Problem requirements
Repeat the listing verbatim. Drop any pictures.

Data for analysis
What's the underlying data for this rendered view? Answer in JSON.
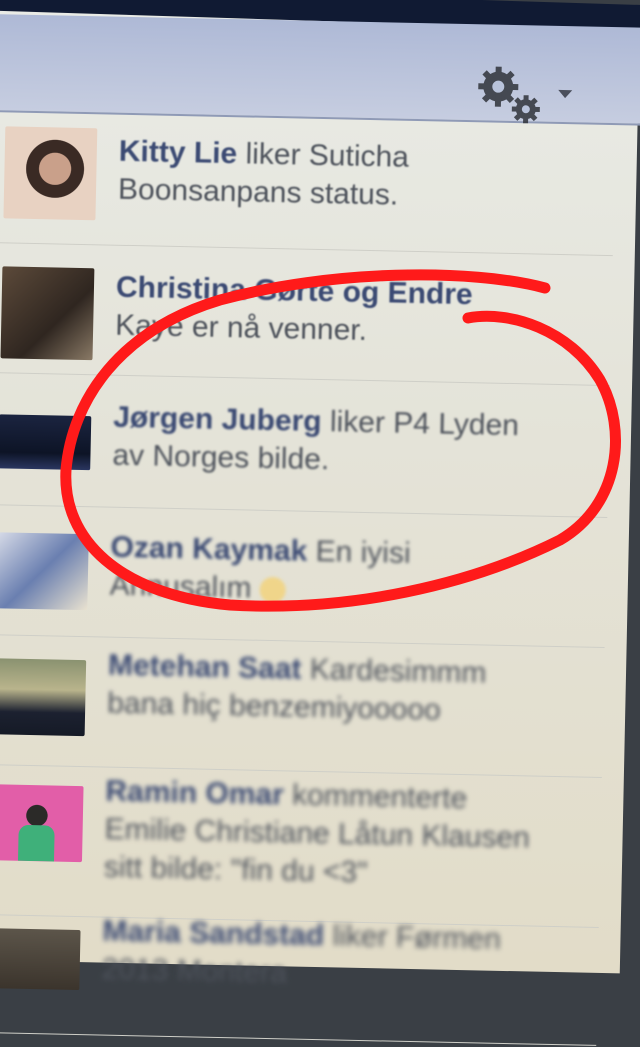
{
  "toolbar": {
    "settings_icon": "gear-icon",
    "dropdown_icon": "chevron-down-icon"
  },
  "ticker": {
    "stories": [
      {
        "name": "Kitty Lie",
        "action": " liker Suticha",
        "line2": "Boonsanpans status."
      },
      {
        "name": "Christina Gørte og Endre",
        "action": "",
        "line2": "Kaye er nå venner."
      },
      {
        "name": "Jørgen Juberg",
        "action": " liker P4 Lyden",
        "line2": "av Norges bilde."
      },
      {
        "name": "Ozan Kaymak",
        "action": " En iyisi",
        "line2": "Annusalım"
      },
      {
        "name": "Metehan Saat",
        "action": " Kardesimmm",
        "line2": "bana hiç benzemiyooooo"
      },
      {
        "name": "Ramin Omar",
        "action": " kommenterte",
        "line2": "Emilie Christiane Låtun Klausen",
        "line3": "sitt bilde: \"fin du <3\""
      },
      {
        "name": "Maria Sandstad",
        "action": " liker Førmen",
        "line2": "2013 Montera"
      }
    ]
  },
  "colors": {
    "accent_circle": "#ff1a1a",
    "name_color": "#3b4a73",
    "header_bg": "#b8c2db"
  }
}
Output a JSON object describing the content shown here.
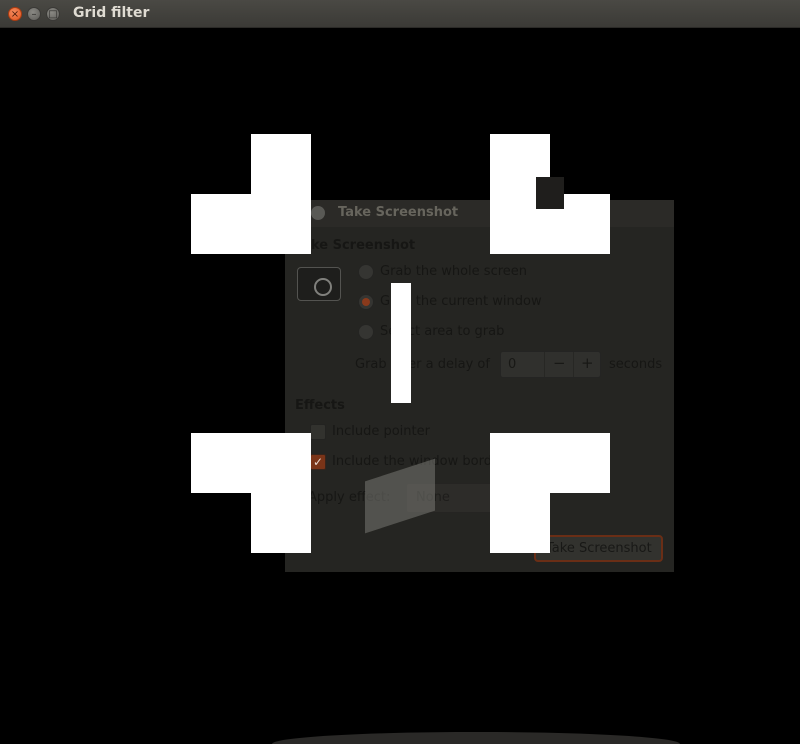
{
  "window": {
    "title": "Grid filter",
    "close_glyph": "×",
    "min_glyph": "–",
    "max_glyph": "□"
  },
  "dialog": {
    "title": "Take Screenshot",
    "section_capture": "Take Screenshot",
    "options": [
      "Grab the whole screen",
      "Grab the current window",
      "Select area to grab"
    ],
    "selected_option": "Grab the current window",
    "delay_prefix": "Grab after a delay of",
    "delay_value": "0",
    "delay_suffix": "seconds",
    "minus": "−",
    "plus": "+",
    "section_effects": "Effects",
    "include_pointer": "Include pointer",
    "include_border": "Include the window border",
    "apply_effect_label": "Apply effect:",
    "apply_effect_value": "None",
    "take_button": "Take Screenshot"
  },
  "icons": [
    "close-icon",
    "minimize-icon",
    "maximize-icon",
    "camera-icon",
    "dropdown-arrow-icon"
  ],
  "colors": {
    "accent": "#e0541e",
    "background": "#000000",
    "cross": "#ffffff"
  }
}
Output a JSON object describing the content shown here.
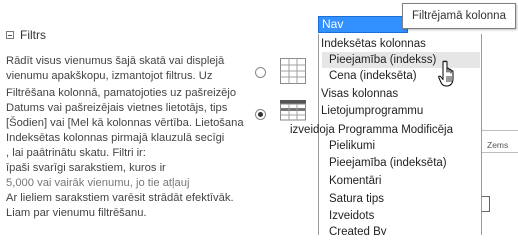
{
  "section": {
    "title": "Filtrs"
  },
  "description": {
    "lines": [
      "Rādīt visus vienumus šajā skatā vai displejā",
      "vienumu apakškopu, izmantojot filtrus. Uz",
      "Filtrēšana kolonnā, pamatojoties uz pašreizējo",
      "Datums vai pašreizējais vietnes lietotājs, tips",
      "[Šodien] vai [Mel kā kolonnas vērtība. Lietošana",
      "Indeksētas kolonnas pirmajā klauzulā secīgi",
      " , lai paātrinātu skatu. Filtri ir:",
      "īpaši svarīgi sarakstiem, kuros ir",
      "5,000 vai vairāk vienumu, jo tie atļauj",
      "Ar lieliem sarakstiem varēsit strādāt efektīvāk.",
      "Liam par vienumu filtrēšanu."
    ]
  },
  "options": {
    "show_all": {
      "selected": false,
      "icon": "table-grid-icon"
    },
    "show_filtered": {
      "selected": true,
      "icon": "filtered-table-icon"
    }
  },
  "dropdown": {
    "selected_value": "Nav",
    "tooltip": "Filtrējamā kolonna",
    "items": [
      {
        "label": "Indeksētas kolonnas",
        "kind": "group"
      },
      {
        "label": "Pieejamība (indekss)",
        "kind": "child",
        "hovered": true
      },
      {
        "label": "Cena (indeksēta)",
        "kind": "child"
      },
      {
        "label": "Visas kolonnas",
        "kind": "group"
      },
      {
        "label": "Lietojumprogrammu",
        "kind": "group"
      },
      {
        "label": "Pielikumi",
        "kind": "child"
      },
      {
        "label": "Pieejamība (indeksēta)",
        "kind": "child"
      },
      {
        "label": "Komentāri",
        "kind": "child"
      },
      {
        "label": "Satura tips",
        "kind": "child"
      },
      {
        "label": "Izveidots",
        "kind": "child"
      },
      {
        "label": "Created By",
        "kind": "child"
      }
    ],
    "overflow_item": "izveidoja Programma Modificēja"
  },
  "background": {
    "fragment": "Zems"
  },
  "colors": {
    "selection_blue": "#3390ff",
    "hover_gray": "#e6e6e6"
  }
}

Exercise output
What's the underlying data for this rendered view? Answer in JSON.
{
  "toolbar": {
    "settings_icon": "gear-icon",
    "dropdown_icon": "chevron-down-icon"
  },
  "ticker": {
    "stories": [
      {
        "name": "Kitty Lie",
        "action": " liker Suticha",
        "line2": "Boonsanpans status."
      },
      {
        "name": "Christina Gørte og Endre",
        "action": "",
        "line2": "Kaye er nå venner."
      },
      {
        "name": "Jørgen Juberg",
        "action": " liker P4 Lyden",
        "line2": "av Norges bilde."
      },
      {
        "name": "Ozan Kaymak",
        "action": " En iyisi",
        "line2": "Annusalım"
      },
      {
        "name": "Metehan Saat",
        "action": " Kardesimmm",
        "line2": "bana hiç benzemiyooooo"
      },
      {
        "name": "Ramin Omar",
        "action": " kommenterte",
        "line2": "Emilie Christiane Låtun Klausen",
        "line3": "sitt bilde: \"fin du <3\""
      },
      {
        "name": "Maria Sandstad",
        "action": " liker Førmen",
        "line2": "2013 Montera"
      }
    ]
  },
  "colors": {
    "accent_circle": "#ff1a1a",
    "name_color": "#3b4a73",
    "header_bg": "#b8c2db"
  }
}
Output a JSON object describing the content shown here.
{
  "window": {
    "title": "Grid filter",
    "close_glyph": "×",
    "min_glyph": "–",
    "max_glyph": "□"
  },
  "dialog": {
    "title": "Take Screenshot",
    "section_capture": "Take Screenshot",
    "options": [
      "Grab the whole screen",
      "Grab the current window",
      "Select area to grab"
    ],
    "selected_option": "Grab the current window",
    "delay_prefix": "Grab after a delay of",
    "delay_value": "0",
    "delay_suffix": "seconds",
    "minus": "−",
    "plus": "+",
    "section_effects": "Effects",
    "include_pointer": "Include pointer",
    "include_border": "Include the window border",
    "apply_effect_label": "Apply effect:",
    "apply_effect_value": "None",
    "take_button": "Take Screenshot"
  },
  "icons": [
    "close-icon",
    "minimize-icon",
    "maximize-icon",
    "camera-icon",
    "dropdown-arrow-icon"
  ],
  "colors": {
    "accent": "#e0541e",
    "background": "#000000",
    "cross": "#ffffff"
  }
}
Output a JSON object describing the content shown here.
{
  "section": {
    "title": "Filtrs"
  },
  "description": {
    "lines": [
      "Rādīt visus vienumus šajā skatā vai displejā",
      "vienumu apakškopu, izmantojot filtrus. Uz",
      "Filtrēšana kolonnā, pamatojoties uz pašreizējo",
      "Datums vai pašreizējais vietnes lietotājs, tips",
      "[Šodien] vai [Mel kā kolonnas vērtība. Lietošana",
      "Indeksētas kolonnas pirmajā klauzulā secīgi",
      " , lai paātrinātu skatu. Filtri ir:",
      "īpaši svarīgi sarakstiem, kuros ir",
      "5,000 vai vairāk vienumu, jo tie atļauj",
      "Ar lieliem sarakstiem varēsit strādāt efektīvāk.",
      "Liam par vienumu filtrēšanu."
    ]
  },
  "options": {
    "show_all": {
      "selected": false,
      "icon": "table-grid-icon"
    },
    "show_filtered": {
      "selected": true,
      "icon": "filtered-table-icon"
    }
  },
  "dropdown": {
    "selected_value": "Nav",
    "tooltip": "Filtrējamā kolonna",
    "items": [
      {
        "label": "Indeksētas kolonnas",
        "kind": "group"
      },
      {
        "label": "Pieejamība (indekss)",
        "kind": "child",
        "hovered": true
      },
      {
        "label": "Cena (indeksēta)",
        "kind": "child"
      },
      {
        "label": "Visas kolonnas",
        "kind": "group"
      },
      {
        "label": "Lietojumprogrammu",
        "kind": "group"
      },
      {
        "label": "Pielikumi",
        "kind": "child"
      },
      {
        "label": "Pieejamība (indeksēta)",
        "kind": "child"
      },
      {
        "label": "Komentāri",
        "kind": "child"
      },
      {
        "label": "Satura tips",
        "kind": "child"
      },
      {
        "label": "Izveidots",
        "kind": "child"
      },
      {
        "label": "Created By",
        "kind": "child"
      }
    ],
    "overflow_item": "izveidoja Programma Modificēja"
  },
  "background": {
    "fragment": "Zems"
  },
  "colors": {
    "selection_blue": "#3390ff",
    "hover_gray": "#e6e6e6"
  }
}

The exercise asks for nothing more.